One of the keys to getting on the same page with your partner about money is to have open and honest communication. As Lifehacker has covered, scheduling periodic money check-ins—whether that’s weekly, monthly, etc.—is important in any relationship.
Where you might run into a problem, though, is if you (or your partner) are in charge of most of the financial tasks or decisions for your household. You can’t have an open and honest conversation if your partner doesn’t know what your accounts are or how they work. So, what to do?
On Rad Reads, Khe Hy suggests that one way to bridge this financial knowledge gap is with a data dump. Noting that his wife Lisa, an artist, isn’t as financially minded as he is, he took time to walk her through all of their accounts so that she had peace of mind.
The “moment” we shared as a couple was as simple as jointly logging into all the accounts (and the acrobatics of navigating my complex maze of 2-factor authentication). This was accompanied by compiling a list of key counter parties (accountant, life insurance rep, financial advisor, and the lawyer who drafted our wills) and also an opportunity to add her and the kids as the beneficiaries for each account.

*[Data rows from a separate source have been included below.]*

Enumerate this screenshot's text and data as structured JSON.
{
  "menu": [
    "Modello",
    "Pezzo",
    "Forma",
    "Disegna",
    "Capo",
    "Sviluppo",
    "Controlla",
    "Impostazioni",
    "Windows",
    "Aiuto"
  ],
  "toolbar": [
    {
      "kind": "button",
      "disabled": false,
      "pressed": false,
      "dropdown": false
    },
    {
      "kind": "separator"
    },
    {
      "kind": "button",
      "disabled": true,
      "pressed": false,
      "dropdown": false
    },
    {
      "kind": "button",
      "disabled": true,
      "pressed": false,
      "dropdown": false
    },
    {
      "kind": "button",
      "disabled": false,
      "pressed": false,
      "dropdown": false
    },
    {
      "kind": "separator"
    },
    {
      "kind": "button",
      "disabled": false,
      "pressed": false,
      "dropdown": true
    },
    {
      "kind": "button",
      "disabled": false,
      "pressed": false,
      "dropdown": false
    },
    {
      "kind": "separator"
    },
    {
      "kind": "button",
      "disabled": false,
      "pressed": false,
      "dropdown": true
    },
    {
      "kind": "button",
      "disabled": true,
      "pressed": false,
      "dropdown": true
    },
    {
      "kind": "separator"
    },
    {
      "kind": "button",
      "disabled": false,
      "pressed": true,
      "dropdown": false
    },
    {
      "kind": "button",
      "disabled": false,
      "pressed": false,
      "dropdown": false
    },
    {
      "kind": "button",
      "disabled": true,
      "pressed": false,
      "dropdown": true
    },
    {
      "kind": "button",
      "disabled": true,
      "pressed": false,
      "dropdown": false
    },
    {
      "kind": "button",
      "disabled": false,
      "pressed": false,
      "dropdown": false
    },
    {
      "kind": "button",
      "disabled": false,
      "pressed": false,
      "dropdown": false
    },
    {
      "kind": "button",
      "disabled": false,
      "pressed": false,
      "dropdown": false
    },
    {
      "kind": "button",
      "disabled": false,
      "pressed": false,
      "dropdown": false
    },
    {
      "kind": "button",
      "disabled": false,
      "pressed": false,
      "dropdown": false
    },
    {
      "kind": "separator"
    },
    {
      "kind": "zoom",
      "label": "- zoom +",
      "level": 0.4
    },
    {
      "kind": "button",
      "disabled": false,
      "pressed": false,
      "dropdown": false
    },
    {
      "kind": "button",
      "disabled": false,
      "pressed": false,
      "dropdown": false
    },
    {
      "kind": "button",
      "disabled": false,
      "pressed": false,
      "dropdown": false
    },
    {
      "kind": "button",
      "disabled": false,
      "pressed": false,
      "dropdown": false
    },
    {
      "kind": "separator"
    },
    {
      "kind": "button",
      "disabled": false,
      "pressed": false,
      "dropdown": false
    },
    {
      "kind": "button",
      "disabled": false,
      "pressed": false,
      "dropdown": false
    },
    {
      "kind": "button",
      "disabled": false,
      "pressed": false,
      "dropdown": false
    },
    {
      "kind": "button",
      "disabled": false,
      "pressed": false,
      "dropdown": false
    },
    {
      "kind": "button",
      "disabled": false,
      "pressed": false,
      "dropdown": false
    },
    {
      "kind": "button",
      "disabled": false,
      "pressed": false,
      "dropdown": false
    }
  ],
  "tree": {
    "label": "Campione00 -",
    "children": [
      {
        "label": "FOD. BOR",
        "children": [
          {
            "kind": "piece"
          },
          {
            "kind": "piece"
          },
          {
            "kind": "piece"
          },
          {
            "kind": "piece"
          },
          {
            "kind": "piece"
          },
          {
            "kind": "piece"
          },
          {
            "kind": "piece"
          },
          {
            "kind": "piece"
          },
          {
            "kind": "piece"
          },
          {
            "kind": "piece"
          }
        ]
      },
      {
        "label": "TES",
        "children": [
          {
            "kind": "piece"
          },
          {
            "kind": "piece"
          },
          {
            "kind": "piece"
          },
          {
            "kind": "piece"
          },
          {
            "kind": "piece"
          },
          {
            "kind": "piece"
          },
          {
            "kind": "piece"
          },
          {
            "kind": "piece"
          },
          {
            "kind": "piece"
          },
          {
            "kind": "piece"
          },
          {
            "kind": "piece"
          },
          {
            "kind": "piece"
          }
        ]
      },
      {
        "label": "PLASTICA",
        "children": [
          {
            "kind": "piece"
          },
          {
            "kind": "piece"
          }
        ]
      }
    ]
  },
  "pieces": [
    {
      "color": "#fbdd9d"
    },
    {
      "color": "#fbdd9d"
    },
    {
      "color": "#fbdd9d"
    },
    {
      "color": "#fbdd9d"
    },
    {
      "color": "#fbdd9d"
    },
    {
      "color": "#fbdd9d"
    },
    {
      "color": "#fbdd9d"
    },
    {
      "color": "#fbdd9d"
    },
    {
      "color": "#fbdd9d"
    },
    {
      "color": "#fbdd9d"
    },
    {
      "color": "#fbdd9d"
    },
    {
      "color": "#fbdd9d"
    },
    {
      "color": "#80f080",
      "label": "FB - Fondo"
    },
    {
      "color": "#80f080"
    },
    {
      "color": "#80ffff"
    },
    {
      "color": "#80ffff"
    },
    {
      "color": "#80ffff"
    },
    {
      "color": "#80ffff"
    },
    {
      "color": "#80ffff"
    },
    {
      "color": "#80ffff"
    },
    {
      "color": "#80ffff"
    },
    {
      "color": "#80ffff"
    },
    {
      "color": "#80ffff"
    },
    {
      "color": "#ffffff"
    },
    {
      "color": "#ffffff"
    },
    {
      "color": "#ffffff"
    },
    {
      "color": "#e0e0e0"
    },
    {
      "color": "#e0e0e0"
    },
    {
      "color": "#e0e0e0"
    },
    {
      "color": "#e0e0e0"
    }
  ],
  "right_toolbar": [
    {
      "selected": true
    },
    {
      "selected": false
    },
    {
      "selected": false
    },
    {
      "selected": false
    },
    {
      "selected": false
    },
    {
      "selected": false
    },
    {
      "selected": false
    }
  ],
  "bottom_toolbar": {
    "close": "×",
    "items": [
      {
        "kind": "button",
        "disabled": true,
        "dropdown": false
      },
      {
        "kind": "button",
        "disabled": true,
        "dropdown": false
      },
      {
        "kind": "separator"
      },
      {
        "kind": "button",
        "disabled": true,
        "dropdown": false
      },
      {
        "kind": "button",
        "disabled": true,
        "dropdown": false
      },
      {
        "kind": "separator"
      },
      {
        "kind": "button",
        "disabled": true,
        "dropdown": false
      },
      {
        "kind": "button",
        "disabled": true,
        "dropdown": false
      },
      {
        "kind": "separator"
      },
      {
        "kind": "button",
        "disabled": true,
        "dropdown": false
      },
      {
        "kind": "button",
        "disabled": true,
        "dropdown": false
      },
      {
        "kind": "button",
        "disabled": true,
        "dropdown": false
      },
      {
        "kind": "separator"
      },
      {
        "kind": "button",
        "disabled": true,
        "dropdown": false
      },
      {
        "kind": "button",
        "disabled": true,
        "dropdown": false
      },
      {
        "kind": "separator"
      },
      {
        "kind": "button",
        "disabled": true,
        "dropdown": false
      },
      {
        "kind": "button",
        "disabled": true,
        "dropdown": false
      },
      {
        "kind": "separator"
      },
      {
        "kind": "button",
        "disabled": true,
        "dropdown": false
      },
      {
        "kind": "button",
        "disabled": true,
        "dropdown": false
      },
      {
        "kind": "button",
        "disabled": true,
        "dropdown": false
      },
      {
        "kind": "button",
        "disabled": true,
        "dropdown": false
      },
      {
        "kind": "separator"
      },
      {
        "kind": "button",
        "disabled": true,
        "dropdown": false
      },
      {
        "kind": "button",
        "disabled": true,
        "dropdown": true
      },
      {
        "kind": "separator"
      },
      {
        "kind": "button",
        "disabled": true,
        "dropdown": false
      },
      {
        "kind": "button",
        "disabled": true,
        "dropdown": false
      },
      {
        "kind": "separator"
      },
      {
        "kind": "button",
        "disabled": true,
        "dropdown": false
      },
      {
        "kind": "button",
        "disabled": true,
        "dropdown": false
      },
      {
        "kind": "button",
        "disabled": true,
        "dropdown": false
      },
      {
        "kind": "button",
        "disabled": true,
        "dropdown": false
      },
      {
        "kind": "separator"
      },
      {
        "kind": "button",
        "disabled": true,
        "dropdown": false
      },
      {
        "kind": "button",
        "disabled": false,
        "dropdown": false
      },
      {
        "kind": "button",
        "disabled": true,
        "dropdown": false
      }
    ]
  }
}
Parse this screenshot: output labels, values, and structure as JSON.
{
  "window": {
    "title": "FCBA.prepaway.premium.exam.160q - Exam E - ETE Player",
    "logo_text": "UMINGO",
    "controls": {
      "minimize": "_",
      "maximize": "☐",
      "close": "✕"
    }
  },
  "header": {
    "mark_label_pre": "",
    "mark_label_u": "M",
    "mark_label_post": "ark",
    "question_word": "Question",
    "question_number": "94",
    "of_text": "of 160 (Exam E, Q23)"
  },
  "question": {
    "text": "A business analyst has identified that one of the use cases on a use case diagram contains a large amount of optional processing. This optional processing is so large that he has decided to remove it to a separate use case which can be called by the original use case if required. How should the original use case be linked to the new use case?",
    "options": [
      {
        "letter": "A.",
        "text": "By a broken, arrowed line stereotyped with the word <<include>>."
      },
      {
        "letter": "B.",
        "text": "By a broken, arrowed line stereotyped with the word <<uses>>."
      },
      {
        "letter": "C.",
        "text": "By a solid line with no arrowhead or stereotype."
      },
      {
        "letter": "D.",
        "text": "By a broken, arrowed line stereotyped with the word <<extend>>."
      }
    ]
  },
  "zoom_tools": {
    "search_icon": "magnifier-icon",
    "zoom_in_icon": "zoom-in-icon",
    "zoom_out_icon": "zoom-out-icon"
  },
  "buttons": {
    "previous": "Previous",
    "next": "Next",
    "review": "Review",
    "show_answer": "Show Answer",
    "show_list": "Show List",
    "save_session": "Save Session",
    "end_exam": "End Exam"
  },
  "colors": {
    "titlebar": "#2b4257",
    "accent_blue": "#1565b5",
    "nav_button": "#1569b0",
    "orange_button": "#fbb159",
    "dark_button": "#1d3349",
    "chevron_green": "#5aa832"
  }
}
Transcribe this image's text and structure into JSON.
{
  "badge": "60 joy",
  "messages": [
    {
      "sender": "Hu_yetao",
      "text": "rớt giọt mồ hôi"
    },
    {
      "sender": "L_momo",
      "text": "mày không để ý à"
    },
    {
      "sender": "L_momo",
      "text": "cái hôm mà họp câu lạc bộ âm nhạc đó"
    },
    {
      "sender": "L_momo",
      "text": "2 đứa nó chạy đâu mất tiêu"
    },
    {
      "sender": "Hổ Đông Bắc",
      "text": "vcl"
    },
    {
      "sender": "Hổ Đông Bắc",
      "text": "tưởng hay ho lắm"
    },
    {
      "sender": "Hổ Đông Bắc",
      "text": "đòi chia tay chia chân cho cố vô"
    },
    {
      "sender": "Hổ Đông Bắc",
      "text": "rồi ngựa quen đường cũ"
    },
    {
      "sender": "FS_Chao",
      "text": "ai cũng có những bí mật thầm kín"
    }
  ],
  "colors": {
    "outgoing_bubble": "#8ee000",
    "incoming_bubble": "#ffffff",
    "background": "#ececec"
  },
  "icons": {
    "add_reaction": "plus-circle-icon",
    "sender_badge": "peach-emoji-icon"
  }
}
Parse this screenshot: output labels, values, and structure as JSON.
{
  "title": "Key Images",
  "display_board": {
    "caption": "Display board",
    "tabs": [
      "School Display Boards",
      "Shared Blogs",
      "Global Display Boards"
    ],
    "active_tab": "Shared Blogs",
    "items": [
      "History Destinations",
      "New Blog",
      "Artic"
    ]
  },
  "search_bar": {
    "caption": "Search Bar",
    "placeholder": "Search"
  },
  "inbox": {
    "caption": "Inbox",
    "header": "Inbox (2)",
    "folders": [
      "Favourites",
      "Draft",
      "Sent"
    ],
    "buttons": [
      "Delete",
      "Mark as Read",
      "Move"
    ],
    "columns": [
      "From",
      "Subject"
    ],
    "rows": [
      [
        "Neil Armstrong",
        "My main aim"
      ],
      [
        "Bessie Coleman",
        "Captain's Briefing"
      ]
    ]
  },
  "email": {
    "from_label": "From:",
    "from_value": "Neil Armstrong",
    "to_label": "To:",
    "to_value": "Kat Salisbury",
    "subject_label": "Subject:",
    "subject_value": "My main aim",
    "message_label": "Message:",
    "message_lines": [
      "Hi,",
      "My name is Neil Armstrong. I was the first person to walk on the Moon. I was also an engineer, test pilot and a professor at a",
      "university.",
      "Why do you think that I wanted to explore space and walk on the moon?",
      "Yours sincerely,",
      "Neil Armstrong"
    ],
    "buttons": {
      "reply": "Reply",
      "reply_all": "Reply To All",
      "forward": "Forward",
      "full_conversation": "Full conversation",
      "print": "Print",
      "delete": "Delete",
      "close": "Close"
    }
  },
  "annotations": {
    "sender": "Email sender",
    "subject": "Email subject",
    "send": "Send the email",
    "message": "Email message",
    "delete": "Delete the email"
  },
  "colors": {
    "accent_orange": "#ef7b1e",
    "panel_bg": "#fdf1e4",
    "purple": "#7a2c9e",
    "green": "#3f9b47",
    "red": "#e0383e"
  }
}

This process was a reminder that when it comes to money, a couple can operate on wildly different planes: I was in the weeds optimising every account and she just wanted to know where to “find” everything should the unthinkable happen.
I’d add a few other items to Hy’s great list:
Look through spending on joint accounts together.
Update partner on your investments, and why certain investments were chosen.
Discuss the purpose of all of those accounts: What are your goals as a couple/family? How close are you to achieving those goals?
Review any debt obligations, and your repayment plan.
Calculate your net worth together.
If you’re the partner who doesn’t have a handle on the financials, well, this is even more important for you.
Write a letter of intent
If this is one of the first times you and your partner are discussing your finances, or the first time you’re honestly and thoroughly discussing them, the Balance suggests writing a letter to each other outlining what’s important to you.
“Talk in the letter about your financial past, including how your family handled money, and if you think they got it right or wrong,” the Balance writes. “Discuss how wealthy you hope to be and what you would sacrifice to get there. List your retirement dreams.”
That will give you entry to pursuing your dreams together, and making a comprehensive plan. It works because each of you becomes invested — you’re each aware of the emotional stakes and the hard numbers.
But even if you skip the letters, making a list of accounts and logins that each of you has access to will ensure that you’re on a level playing field and accountable to each other.